“We can learn…from Las Vegas as have other artists from their own profane and stylistic sources,” Scott Brown and Venturi wrote. The architect pair would draw from Las Vegas casinos like Pop artist Andy Warhol painted Campbell’s soup cans. The research expedition and subsequent book had the bold title Learning from Las Vegas.

What did they learn? A city like Las Vegas, they argued, managed to communicate messages faster and further than, for instance, in Rome. Signs were the new arches and neon the new mosaics for the age of the car. They wrote, “The mechanical movement of neon lights is quicker than mosaic glitter, which depends on the passage of the sun and the pace of the observer; and the intensity of light on the Strip as well as the tempo of its movement is greater to accommodate the greater spaces, greater speeds and greater impacts that our technology permits and our sensibilities respond to.”
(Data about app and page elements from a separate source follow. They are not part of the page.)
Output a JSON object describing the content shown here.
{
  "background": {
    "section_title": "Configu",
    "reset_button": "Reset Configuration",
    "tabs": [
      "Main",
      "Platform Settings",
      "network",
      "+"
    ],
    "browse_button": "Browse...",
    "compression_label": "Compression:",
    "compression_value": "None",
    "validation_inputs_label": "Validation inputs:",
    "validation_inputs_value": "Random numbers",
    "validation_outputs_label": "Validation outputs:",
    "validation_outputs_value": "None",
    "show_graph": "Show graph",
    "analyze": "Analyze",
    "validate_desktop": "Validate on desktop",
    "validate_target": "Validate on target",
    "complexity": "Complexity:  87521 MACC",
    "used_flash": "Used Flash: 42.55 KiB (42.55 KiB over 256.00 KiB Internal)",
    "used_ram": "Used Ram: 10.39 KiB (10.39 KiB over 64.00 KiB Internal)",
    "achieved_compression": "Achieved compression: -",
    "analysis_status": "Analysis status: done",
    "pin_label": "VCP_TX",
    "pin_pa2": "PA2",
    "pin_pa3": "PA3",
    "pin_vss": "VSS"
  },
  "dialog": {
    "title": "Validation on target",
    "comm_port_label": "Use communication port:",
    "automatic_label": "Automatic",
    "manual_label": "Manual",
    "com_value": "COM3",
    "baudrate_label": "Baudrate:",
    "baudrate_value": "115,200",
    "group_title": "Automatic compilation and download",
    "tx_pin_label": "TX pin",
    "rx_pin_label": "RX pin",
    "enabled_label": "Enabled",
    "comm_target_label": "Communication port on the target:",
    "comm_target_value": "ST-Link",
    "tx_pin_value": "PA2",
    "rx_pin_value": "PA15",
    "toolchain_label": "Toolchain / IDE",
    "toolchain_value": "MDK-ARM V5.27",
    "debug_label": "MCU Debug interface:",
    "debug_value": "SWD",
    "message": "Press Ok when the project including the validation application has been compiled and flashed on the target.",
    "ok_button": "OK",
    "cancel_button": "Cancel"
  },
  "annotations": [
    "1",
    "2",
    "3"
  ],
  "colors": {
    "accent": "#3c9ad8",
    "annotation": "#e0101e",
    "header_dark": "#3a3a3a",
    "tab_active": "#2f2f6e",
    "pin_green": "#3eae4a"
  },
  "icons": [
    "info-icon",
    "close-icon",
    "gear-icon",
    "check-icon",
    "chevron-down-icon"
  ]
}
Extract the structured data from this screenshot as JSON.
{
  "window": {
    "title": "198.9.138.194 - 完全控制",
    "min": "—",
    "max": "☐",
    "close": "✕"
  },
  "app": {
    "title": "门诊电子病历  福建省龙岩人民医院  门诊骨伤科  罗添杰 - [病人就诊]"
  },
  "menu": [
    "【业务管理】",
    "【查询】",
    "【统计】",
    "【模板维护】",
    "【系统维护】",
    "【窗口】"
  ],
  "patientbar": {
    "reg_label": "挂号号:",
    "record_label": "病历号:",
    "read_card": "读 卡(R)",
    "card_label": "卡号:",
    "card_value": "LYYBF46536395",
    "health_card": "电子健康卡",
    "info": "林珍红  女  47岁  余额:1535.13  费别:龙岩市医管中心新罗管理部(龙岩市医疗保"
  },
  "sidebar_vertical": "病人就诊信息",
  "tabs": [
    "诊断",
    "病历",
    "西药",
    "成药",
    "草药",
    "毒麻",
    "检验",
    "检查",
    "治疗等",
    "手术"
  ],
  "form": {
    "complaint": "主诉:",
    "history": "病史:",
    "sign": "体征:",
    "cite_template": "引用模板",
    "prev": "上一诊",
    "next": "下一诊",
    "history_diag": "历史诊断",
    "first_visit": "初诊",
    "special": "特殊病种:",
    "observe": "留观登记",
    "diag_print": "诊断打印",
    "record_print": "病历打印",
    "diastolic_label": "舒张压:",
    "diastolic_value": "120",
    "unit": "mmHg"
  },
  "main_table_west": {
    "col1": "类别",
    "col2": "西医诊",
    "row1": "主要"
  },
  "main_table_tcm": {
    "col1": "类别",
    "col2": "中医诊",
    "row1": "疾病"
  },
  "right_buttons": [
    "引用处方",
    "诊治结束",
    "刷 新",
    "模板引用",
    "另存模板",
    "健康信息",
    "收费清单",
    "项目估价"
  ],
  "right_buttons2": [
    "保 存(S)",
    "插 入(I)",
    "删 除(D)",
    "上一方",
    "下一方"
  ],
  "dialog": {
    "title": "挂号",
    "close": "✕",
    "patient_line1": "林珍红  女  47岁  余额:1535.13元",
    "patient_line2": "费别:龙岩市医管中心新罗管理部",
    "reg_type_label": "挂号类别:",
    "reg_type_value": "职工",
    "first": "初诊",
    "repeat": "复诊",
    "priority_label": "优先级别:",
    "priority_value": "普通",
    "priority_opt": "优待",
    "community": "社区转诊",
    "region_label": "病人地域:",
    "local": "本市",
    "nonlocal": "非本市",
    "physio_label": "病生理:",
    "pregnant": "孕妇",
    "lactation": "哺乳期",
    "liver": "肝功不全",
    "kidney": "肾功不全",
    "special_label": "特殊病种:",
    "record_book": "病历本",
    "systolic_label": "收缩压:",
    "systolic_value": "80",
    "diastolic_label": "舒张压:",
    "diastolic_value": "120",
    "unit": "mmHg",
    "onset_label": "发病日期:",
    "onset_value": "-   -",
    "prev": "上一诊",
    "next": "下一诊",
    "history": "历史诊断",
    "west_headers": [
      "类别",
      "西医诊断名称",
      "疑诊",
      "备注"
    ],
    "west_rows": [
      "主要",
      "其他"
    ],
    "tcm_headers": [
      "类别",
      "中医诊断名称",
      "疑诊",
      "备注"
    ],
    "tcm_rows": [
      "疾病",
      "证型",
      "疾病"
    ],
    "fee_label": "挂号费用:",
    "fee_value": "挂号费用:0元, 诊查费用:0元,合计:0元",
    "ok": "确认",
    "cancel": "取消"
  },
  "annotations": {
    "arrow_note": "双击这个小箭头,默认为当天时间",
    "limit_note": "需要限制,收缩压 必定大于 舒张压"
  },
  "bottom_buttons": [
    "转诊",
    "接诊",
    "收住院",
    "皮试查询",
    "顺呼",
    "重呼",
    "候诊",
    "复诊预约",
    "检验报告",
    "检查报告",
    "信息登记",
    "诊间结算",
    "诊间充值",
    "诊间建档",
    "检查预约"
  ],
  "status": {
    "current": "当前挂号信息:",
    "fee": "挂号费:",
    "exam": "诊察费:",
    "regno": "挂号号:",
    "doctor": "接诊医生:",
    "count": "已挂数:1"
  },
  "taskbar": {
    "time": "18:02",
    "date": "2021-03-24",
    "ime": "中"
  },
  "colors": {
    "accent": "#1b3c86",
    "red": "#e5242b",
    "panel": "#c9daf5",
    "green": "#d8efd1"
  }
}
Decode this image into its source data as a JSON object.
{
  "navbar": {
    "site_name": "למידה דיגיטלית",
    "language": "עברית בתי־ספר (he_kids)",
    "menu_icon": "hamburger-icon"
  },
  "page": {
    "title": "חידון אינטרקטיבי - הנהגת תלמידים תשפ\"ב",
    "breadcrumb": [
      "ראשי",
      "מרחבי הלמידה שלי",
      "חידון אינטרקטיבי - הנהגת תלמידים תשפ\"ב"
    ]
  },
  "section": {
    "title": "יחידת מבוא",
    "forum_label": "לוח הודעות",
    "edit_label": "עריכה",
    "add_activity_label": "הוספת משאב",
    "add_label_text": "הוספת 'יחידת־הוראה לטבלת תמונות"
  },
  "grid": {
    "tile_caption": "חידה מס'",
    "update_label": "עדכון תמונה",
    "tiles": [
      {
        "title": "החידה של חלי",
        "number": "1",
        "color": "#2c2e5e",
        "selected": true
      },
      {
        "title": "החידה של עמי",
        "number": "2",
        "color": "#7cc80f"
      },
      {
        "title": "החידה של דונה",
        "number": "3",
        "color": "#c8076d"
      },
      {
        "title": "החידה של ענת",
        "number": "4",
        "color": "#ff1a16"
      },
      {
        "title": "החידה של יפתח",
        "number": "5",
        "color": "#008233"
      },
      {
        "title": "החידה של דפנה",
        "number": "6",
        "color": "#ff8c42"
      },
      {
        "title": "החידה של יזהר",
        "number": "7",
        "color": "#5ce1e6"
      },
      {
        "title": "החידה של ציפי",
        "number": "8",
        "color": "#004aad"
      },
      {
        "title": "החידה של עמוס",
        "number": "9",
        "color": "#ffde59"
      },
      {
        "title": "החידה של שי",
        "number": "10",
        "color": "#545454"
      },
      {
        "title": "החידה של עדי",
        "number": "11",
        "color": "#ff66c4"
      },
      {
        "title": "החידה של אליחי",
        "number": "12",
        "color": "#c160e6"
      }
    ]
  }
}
The Las Vegas roadside sign, such as the Stardust sign, communicated at multiple speeds and distances. The lower part, the “information” white board, has specific information to change at will, visible from up close. The upper part, the stardust cloud with the large logo, has the permanent “heraldry” visible from afar. They dissected the roadside sign with the rigor of an art historian analyzing a Roman temple front.

Even buildings in Las Vegas had evolved to become pure communication, such as the Golden Nugget: “Like the agglomeration of chapels in a Roman church and the stylistic sequence of piers in a Gothic cathedral, the Golden Nugget casino has evolved over 30 years from a building with a sign on it to a totally sign-covered building.”

Scott Brown and Venturi classified buildings in two opposing semiotic types: the “duck” and the “decorated shed.” Ducks—a coinage derived from a Long Island duck egg store shaped like a duck—communicated meaning through their form. Venturi mocked Modern architecture by classifying it as a duck, since it appropriated industrial aesthetics, mimicking airplanes, cruise liners, and grain silos. But modernist architects never explicitly claimed their use of this reference: they built ducks in denial.

Whereas only the elite, who had a learned appreciation for it, would understand the abstract meaning of modernist buildings, everyone could understand Las Vegas’s references to “our great commonplaces or old clichés.” The uncomplicated references made the Strip into an immersive environment for everybody. Scott Brown and Venturi lauded Las Vegas’s “inclusion and allusion” aspects: “the ability to engulf the visitor in a new role: for three days one may imagine oneself a centurion at Caesar's palace, a ranger at the Frontier, or a jetsetter at the Riviera rather than a salesperson from Des Moines, Iowa…”

However, like their fellow Pop artists, Scott Brown and Venturi also came under fire for their association with commercialism. In 1972, The Princetonian wrote of Venturi, an alum, “Many critics claim that [he], by implication, advocates the sentiments that produce vernacular architecture — cheap (perhaps hazardous) construction, pollution, waste of material and land, lack of architectural heritage, and disregard for human needs.” According to architectural critic Vincent Scully, Venturi had become “the most controversial architect in America.”

But Learning from Las Vegas had massive implications. Scott Brown and Venturi’s book identified Las Vegas as the city of postmodernism. Postmodern architects around the world happily learned from Las Vegas resorts’ playful and lavish quotations from the past and other places. “America has become Las Vegasized,” declared Time at the peak of postmodernism in the 1990s, two decades after the book’s publication. Thanks to Robert Venturi, elite architects would no longer flinch at a faux column or architrave.